The tropical cultural creativity of Brazil and Thailand combines at HOF Art Space.
n recent years, the Thai art scene has broadened its horizons. More and more exhibitions have incorporated the work of international artists, a trend that’s enabled greater collaborative opportunities between Thai and foreign artists and created links to other scenes. It has also given viewers greater exposure to the differing – and comparative – interests and concerns of certain nationalities and regions.
A good example of this cross-border cooperation is the Tropikos exhibition currently running at HOF Art Space. Under the guidance of HOF’s resident curator, Linjie Zhou, Tropikos showcases collaborations between three Brazilian and three Thai artists. It’s an exploration of how the geographic proximity of Thailand and Brazil to the equator, and the resulting tropical climate, has shaped their similar artistic dispositions and philosophical outlooks. It looks at how common environmental conditioning might propel artistic production on an aesthetic and conceptual level.
Tropikos began when Zhou was introduced by a mutual friend to the three Brazilian artists, André Mendes, Fernando Franciosi, and Juan Parada. Based in the southern city of Curitiba, the trio had worked together for a number of years and were keen to forge new exchanges with countries that are on a creative and cultural trajectory parallel to their own. Zhou then sought out three Thai artists she thought would complement the work of the Brazilians, eventually choosing Chalit Nakpawan, Torlarp Larpjaroensook, and Jackkrit Anatakul.
This approach sees André Mendes’ boldly coloured abstract paintings and site-specific installations matched with Jackkrit Anatakul’s whimsical, illustrative compositions; the organic ceramic and fiberglass forms of Juan Parada linked with painter Chalit Nakpawan’s brightly coloured semi-abstractions, which centre on the elemental forces in nature; and the alignment of Fernando Franciosi and Torlarp Larpjaroensook’s works, which are based on a more conceptual path – the Brazilian appropriating and re-contextualizing ready-made toys and fabrics, while Chiang Mai-based Larpjaroensook exposes his canvases to the elements to mold topographic compositions.
Commenting on the Tropikos exhibition, Zhou says, “For the past several years I’ve been seeking ways to bring together Asian and South American artists. I find it interesting how little they know of each other, but how often their work portrays a similar attitude and world outlook. Particularly in the instance of Brazil and Thailand: both are transforming from village societies to big cities.
“I’d been trying to search for ways to encourage Brazilian artists to come and show in Thailand,” she continues, “and then I was introduced to Juan, Fernando, and Andre. Their design principles, natural elements, and vibrant productions translate well into the chaotic beauty that is Bangkok.
“Having them exhibit here will help promote a mutual awareness of the stunning similarities between Thailand and Brazil.

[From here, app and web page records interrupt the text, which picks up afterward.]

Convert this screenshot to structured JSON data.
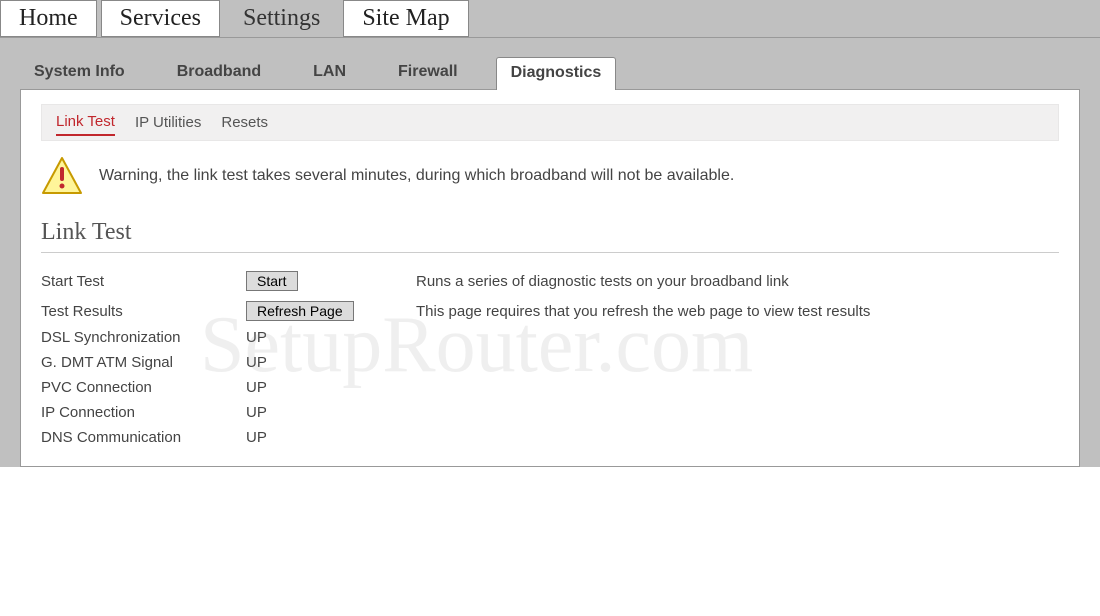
{
  "topNav": {
    "tabs": [
      "Home",
      "Services",
      "Settings",
      "Site Map"
    ],
    "active": 2
  },
  "subNav": {
    "tabs": [
      "System Info",
      "Broadband",
      "LAN",
      "Firewall",
      "Diagnostics"
    ],
    "active": 4
  },
  "tertiaryNav": {
    "tabs": [
      "Link Test",
      "IP Utilities",
      "Resets"
    ],
    "active": 0
  },
  "warning": {
    "text": "Warning, the link test takes several minutes, during which broadband will not be available."
  },
  "section": {
    "title": "Link Test"
  },
  "rows": {
    "startTest": {
      "label": "Start Test",
      "button": "Start",
      "desc": "Runs a series of diagnostic tests on your broadband link"
    },
    "testResults": {
      "label": "Test Results",
      "button": "Refresh Page",
      "desc": "This page requires that you refresh the web page to view test results"
    }
  },
  "results": [
    {
      "name": "DSL Synchronization",
      "value": "UP"
    },
    {
      "name": "G. DMT ATM Signal",
      "value": "UP"
    },
    {
      "name": "PVC Connection",
      "value": "UP"
    },
    {
      "name": "IP Connection",
      "value": "UP"
    },
    {
      "name": "DNS Communication",
      "value": "UP"
    }
  ],
  "watermark": "SetupRouter.com"
}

The fact that the two groups of artists are based on the opposite side of the world makes it difficult for them to share a cultural bond, but with both countries continuing to develop and modern technology closing the gap, they are becoming more aware of their sister cultures.

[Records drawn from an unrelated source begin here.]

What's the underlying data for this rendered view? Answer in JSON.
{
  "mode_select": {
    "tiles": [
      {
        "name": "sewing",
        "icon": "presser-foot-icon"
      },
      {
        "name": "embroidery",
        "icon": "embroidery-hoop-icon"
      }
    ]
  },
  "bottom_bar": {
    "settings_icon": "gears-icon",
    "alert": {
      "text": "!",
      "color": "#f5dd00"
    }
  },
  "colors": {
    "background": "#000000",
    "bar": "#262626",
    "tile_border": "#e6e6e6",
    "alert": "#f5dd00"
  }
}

“All six artists represent a new movement: a shift from an external attraction to Europe and the USA to the attraction of a tropical twin. The project is exactly what HOF Art is looking to promote – new international connections that help to bring Thai art to the globalized world and an increased local awareness of other international art cultures.”
Until February 24
BY STEVEN PETTIFOR
HOF Art Space
W District, 1599/288-290 Sukhumvit Rd
08 7438 3681, 08 9926 2196 I 10am-7pm I BTS Prakhanong